¶ 25 The instant matter involved a claim made against the insurer by the insured, standing in the place of the injured party and based on a judgment and agreement entered after the date of liquidation. It is correct that section 209(8) of the Code does not mention agreements or settlements in prohibiting the consideration of a judgment as conclusive evidence. However, as the Liquidator and circuit court concluded, the settlement is specifically based on the judgment entered in the bankruptcy court and Claimants cannot circumvent parts of the Code through contractual negotiation. Parties remain free to negotiate settlements and should be encouraged to do so but, when negotiations take place or judgments are entered after the date of the entry of a liquidation order, the claim remains subject to the determination of the liquidator as detailed in the comprehensive scheme of the Code.

¶ 26 Further, in strict adherence to the Code, we note that "any insured under an insurance policy" may have a contingent claim allowed under section 209(4)(a) if it is liquidated and the insured presents evidence of payment. 215 ILCS 5/209(4)(a) (West 2010). Section 209(6) of the Code allows "any person who has a cause of action against an insured of the insurer" to bring a claim. 215 ILCS 5/209(6) (West 2010). But this is of no avail to Claimants because the plain language of this section does not grant the right to bring an action to assignees of the injured party but, instead, limits the right to bring a claim to the injured party itself.

¶ 27 We agree with the Liquidator that Claimants' arguments here run afoul of not only the policy behind the prohibition of assignment of personal injury claims, but also the public policy behind the Code to provide efficient and comprehensive relief to claimholders and the policy behind general insurance to indemnify the insured for loss and not provide a windfall profit. The settlement agreement between Barrington and the Talleys was specifically based on the judgment entered in the bankruptcy proceeding, which occurred after the date of the entry of the liquidation. Accordingly, the weight afforded the settlement is not conclusive and is to be determined by the Liquidator. The Liquidator's argument that the settlement must fail because it was not involved in negotiations is not supported by the Code or case law, but the Liquidator's role in evaluating such an agreement and determining value is supported by the overall policy set forth in and underlying the Code.

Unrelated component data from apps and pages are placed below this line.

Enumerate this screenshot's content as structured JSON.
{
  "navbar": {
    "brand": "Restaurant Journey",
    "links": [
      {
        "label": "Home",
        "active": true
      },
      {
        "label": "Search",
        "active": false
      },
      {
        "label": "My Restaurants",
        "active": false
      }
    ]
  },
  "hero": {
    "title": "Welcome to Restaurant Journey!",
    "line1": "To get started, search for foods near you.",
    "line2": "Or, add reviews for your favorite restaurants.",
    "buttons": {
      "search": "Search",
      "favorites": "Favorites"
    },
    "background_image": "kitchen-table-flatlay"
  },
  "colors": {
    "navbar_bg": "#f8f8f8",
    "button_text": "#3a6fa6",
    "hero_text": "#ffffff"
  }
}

¶ 28 Counsel conceded at oral argument that this situation does "give[] you kind of a funny feeling," but repeated that allowing an open secondary market for claims is the soundest public policy for all parties. This scenario is anathema to the Code and such dealing stands the Code on its head. It is more akin to speculating in future interests or the common law offenses of barratry, maintenance, and champerty than sound public policy assuring maximization of the liquidated insurer's assets. Agreeing with Claimants would allow a windfall profit and, essentially, circumvention of the general rule against the assignment of personal injury claims. The Liquidator's recommended claim made Barrington whole, supporting the public policy behind insurance claims and the policy and structure of the Code to comprehensively marshal and distribute the assets of the liquidated insurer to all interested parties in an even-handed manner. Accordingly, we affirm the judgment of the circuit court.


¶ 30 For the foregoing reasons, the judgment of the trial court is affirmed.

¶ 31 Affirmed.


© 1992-2013 VersusLaw Inc.

Buy This Entire Record For $7.95

Official citation and/or docket number and footnotes (if any) for this case available with purchase.

Learn more about what you receive with purchase of this case.